The following replaces the first | in both files with @ (use a character that does not occur elsewhere in the file), performs the join and then changes the @ back to the original |. This way, we create a new |-delimited join field consisting of columns 1 and 2 from the original files.

join -t'|' -e0 -a1 -a2 -o0,1.3,2.3 \
    <( sed 's/|/@/' file1 | sort )  \
    <( sed 's/|/@/' file2 | sort ) |
tr '@' '|'

In the output field specification (-o), a zero represents the join field and column 3 in either file is actually column 4 from the original data.

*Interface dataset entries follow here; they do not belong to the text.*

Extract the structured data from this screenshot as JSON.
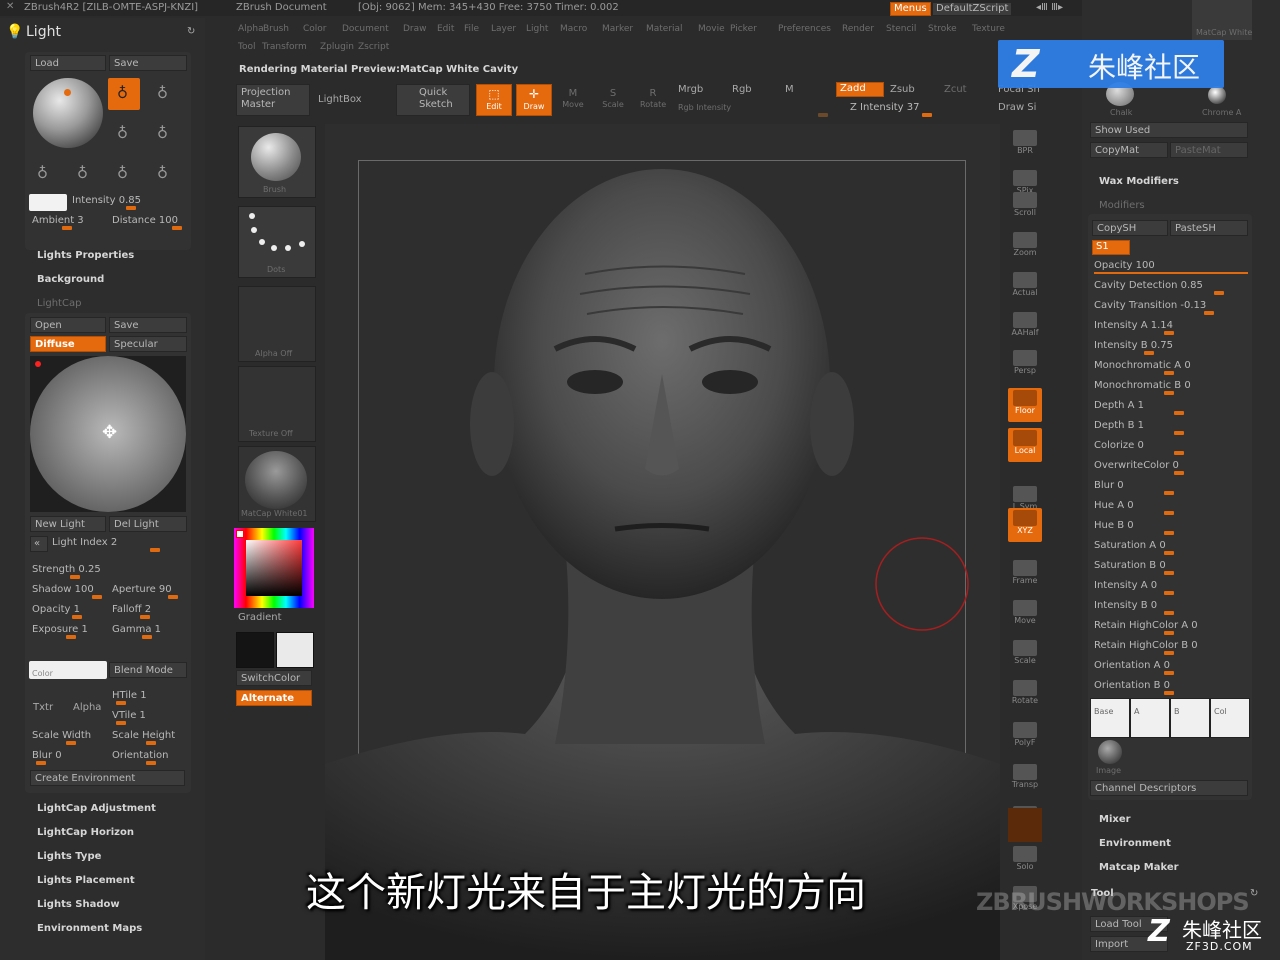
{
  "titlebar": {
    "app": "ZBrush4R2 [ZILB-OMTE-ASPJ-KNZI]",
    "doc": "ZBrush Document",
    "stats": "[Obj: 9062] Mem: 345+430 Free: 3750 Timer: 0.002",
    "menus": "Menus",
    "script": "DefaultZScript"
  },
  "menubar": [
    "Alpha",
    "Brush",
    "Color",
    "Document",
    "Draw",
    "Edit",
    "File",
    "Layer",
    "Light",
    "Macro",
    "Marker",
    "Material",
    "Movie",
    "Picker",
    "Preferences",
    "Render",
    "Stencil",
    "Stroke",
    "Texture",
    "Tool",
    "Transform",
    "Zplugin",
    "Zscript"
  ],
  "left": {
    "title": "Light",
    "load": "Load",
    "save": "Save",
    "intensity": "Intensity 0.85",
    "ambient": "Ambient 3",
    "distance": "Distance 100",
    "lights_properties": "Lights Properties",
    "background": "Background",
    "lightcap": "LightCap",
    "open": "Open",
    "save2": "Save",
    "diffuse": "Diffuse",
    "specular": "Specular",
    "new_light": "New Light",
    "del_light": "Del Light",
    "light_index": "Light Index 2",
    "strength": "Strength 0.25",
    "shadow": "Shadow 100",
    "aperture": "Aperture 90",
    "opacity": "Opacity 1",
    "falloff": "Falloff 2",
    "exposure": "Exposure 1",
    "gamma": "Gamma 1",
    "color": "Color",
    "blend_mode": "Blend Mode",
    "htile": "HTile 1",
    "vtile": "VTile 1",
    "txtr": "Txtr",
    "alpha": "Alpha",
    "scale_width": "Scale Width",
    "scale_height": "Scale Height",
    "blur": "Blur 0",
    "orientation": "Orientation",
    "create_env": "Create Environment",
    "sections": [
      "LightCap Adjustment",
      "LightCap Horizon",
      "Lights Type",
      "Lights Placement",
      "Lights Shadow",
      "Environment Maps"
    ]
  },
  "tray": {
    "brush": "Brush",
    "stroke": "Dots",
    "alpha": "Alpha Off",
    "texture": "Texture Off",
    "material": "MatCap White01",
    "gradient": "Gradient",
    "switchcolor": "SwitchColor",
    "alternate": "Alternate"
  },
  "toolbar": {
    "info": "Rendering Material Preview:MatCap White Cavity",
    "projection": "Projection Master",
    "lightbox": "LightBox",
    "quicksketch": "Quick Sketch",
    "edit": "Edit",
    "draw": "Draw",
    "move": "Move",
    "scale": "Scale",
    "rotate": "Rotate",
    "mrgb": "Mrgb",
    "rgb": "Rgb",
    "m": "M",
    "zadd": "Zadd",
    "zsub": "Zsub",
    "zcut": "Zcut",
    "z_intensity": "Z Intensity 37",
    "rgb_intensity": "Rgb Intensity",
    "focal": "Focal Sh",
    "draw_size": "Draw Si"
  },
  "rightshelf": [
    "BPR",
    "SPix",
    "Scroll",
    "Zoom",
    "Actual",
    "AAHalf",
    "Persp",
    "Floor",
    "Local",
    "L.Sym",
    "XYZ",
    "Frame",
    "Move",
    "Scale",
    "Rotate",
    "PolyF",
    "Transp",
    "Ghost",
    "Solo",
    "Xpose"
  ],
  "right": {
    "mat_thumbs": [
      "MatCap White",
      "Chalk",
      "Chrome A"
    ],
    "show_used": "Show Used",
    "copymat": "CopyMat",
    "pastemat": "PasteMat",
    "wax": "Wax Modifiers",
    "modifiers": "Modifiers",
    "copysh": "CopySH",
    "pastesh": "PasteSH",
    "s1": "S1",
    "params": [
      "Opacity 100",
      "Cavity Detection 0.85",
      "Cavity Transition -0.13",
      "Intensity A 1.14",
      "Intensity B 0.75",
      "Monochromatic A 0",
      "Monochromatic B 0",
      "Depth A 1",
      "Depth B 1",
      "Colorize 0",
      "OverwriteColor 0",
      "Blur 0",
      "Hue A 0",
      "Hue B 0",
      "Saturation A 0",
      "Saturation B 0",
      "Intensity A 0",
      "Intensity B 0",
      "Retain HighColor A 0",
      "Retain HighColor B 0",
      "Orientation A 0",
      "Orientation B 0"
    ],
    "swatches": [
      "Base",
      "A",
      "B",
      "Col"
    ],
    "image": "Image",
    "channel_desc": "Channel Descriptors",
    "sections": [
      "Mixer",
      "Environment",
      "Matcap Maker"
    ],
    "tool": "Tool",
    "load_tool": "Load Tool",
    "import": "Import"
  },
  "overlay": {
    "logo_text": "朱峰社区",
    "subtitle": "这个新灯光来自于主灯光的方向",
    "watermark": "ZBRUSHWORKSHOPS",
    "corner_logo": "朱峰社区",
    "corner_url": "ZF3D.COM"
  }
}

For the given input files, this generates

1111|AAA|50|10
1111|BBB|30|0
1111|CCC|0|20
2222|BBB|10|0
3333|AAA|0|40
1
  • Yup; with unknown input I usually resort to low ascii chars which are almost guaranteed to never occur in a text file but that is on gnu setups... Commented Mar 7, 2018 at 11:22
2

Another awk approach:

awk -F'|' 'NR==FNR{f1[$1FS$2]=$NF;next} {f2[$1FS$2]=$NF} 
    END{for (x in f1){print x,f1[x],f2[x]?f2[x]:0; delete f2[x]};
        for (y in f2) print y, 0, f2[y]
}' file[12] OFS='|'

Explanation:

  • NR==FNR{f1[$1FS$2]=$NF;next}, this will run only for file1 and with the key combination of $1FS$2 will store last column value $NF in array called f1 (FS will substitute with | as awk's Field Seperator).
  • {f2[$1FS$2]=$NF}, same as above but this will run only for file2
  • for (x in f1){print x,f1[x],f2[x]?f2[x]:0; delete f2[x]}, loop within array f1 and print key (x), its value in file1 f1[x] and if there same file1 key in file2, then print it as well, else print 0 (Used ternary condition f2[x]?f2[x]:0), after that we are also deleting record of same key from file2 with delete f2[x].
  • for (y in f2) print y, 0, f2[y], now array f2 has records which exist in file2 only, so we are printing their key (y), 0 because doesn't not exist in file1 and their value in file2 f2[y].

You must log in to answer this question.

Not the answer you're looking for? Browse other questions tagged .